Goal of the exercise: Only the text of the records belongs in the answer, copied exactly and without pictures.

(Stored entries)

##########

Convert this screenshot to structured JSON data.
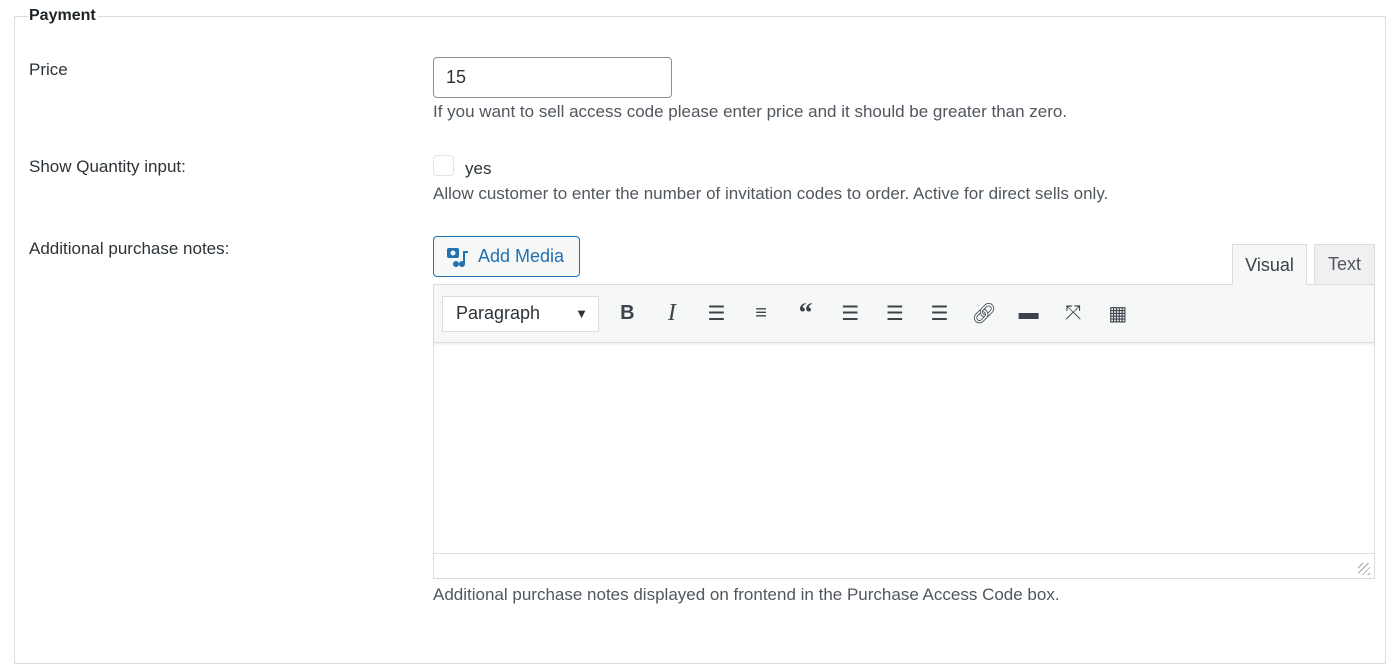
{
  "legend": "Payment",
  "price": {
    "label": "Price",
    "value": "15",
    "description": "If you want to sell access code please enter price and it should be greater than zero."
  },
  "quantity": {
    "label": "Show Quantity input:",
    "checked": false,
    "option": "yes",
    "description": "Allow customer to enter the number of invitation codes to order. Active for direct sells only."
  },
  "notes": {
    "label": "Additional purchase notes:",
    "add_media": "Add Media",
    "tabs": [
      "Visual",
      "Text"
    ],
    "active_tab": "Visual",
    "format": "Paragraph",
    "toolbar": [
      "bold-icon",
      "italic-icon",
      "bulleted-list-icon",
      "numbered-list-icon",
      "blockquote-icon",
      "align-left-icon",
      "align-center-icon",
      "align-right-icon",
      "link-icon",
      "read-more-icon",
      "fullscreen-icon",
      "toolbar-toggle-icon"
    ],
    "content": "",
    "description": "Additional purchase notes displayed on frontend in the Purchase Access Code box."
  },
  "colors": {
    "accent": "#2271b1"
  }
}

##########

Written solution:
Convert this screenshot to structured JSON data.
{
  "legend": "Payment",
  "price": {
    "label": "Price",
    "value": "15",
    "description": "If you want to sell access code please enter price and it should be greater than zero."
  },
  "quantity": {
    "label": "Show Quantity input:",
    "checked": false,
    "option": "yes",
    "description": "Allow customer to enter the number of invitation codes to order. Active for direct sells only."
  },
  "notes": {
    "label": "Additional purchase notes:",
    "add_media": "Add Media",
    "tabs": [
      "Visual",
      "Text"
    ],
    "active_tab": "Visual",
    "format": "Paragraph",
    "toolbar": [
      "bold-icon",
      "italic-icon",
      "bulleted-list-icon",
      "numbered-list-icon",
      "blockquote-icon",
      "align-left-icon",
      "align-center-icon",
      "align-right-icon",
      "link-icon",
      "read-more-icon",
      "fullscreen-icon",
      "toolbar-toggle-icon"
    ],
    "content": "",
    "description": "Additional purchase notes displayed on frontend in the Purchase Access Code box."
  },
  "colors": {
    "accent": "#2271b1"
  }
}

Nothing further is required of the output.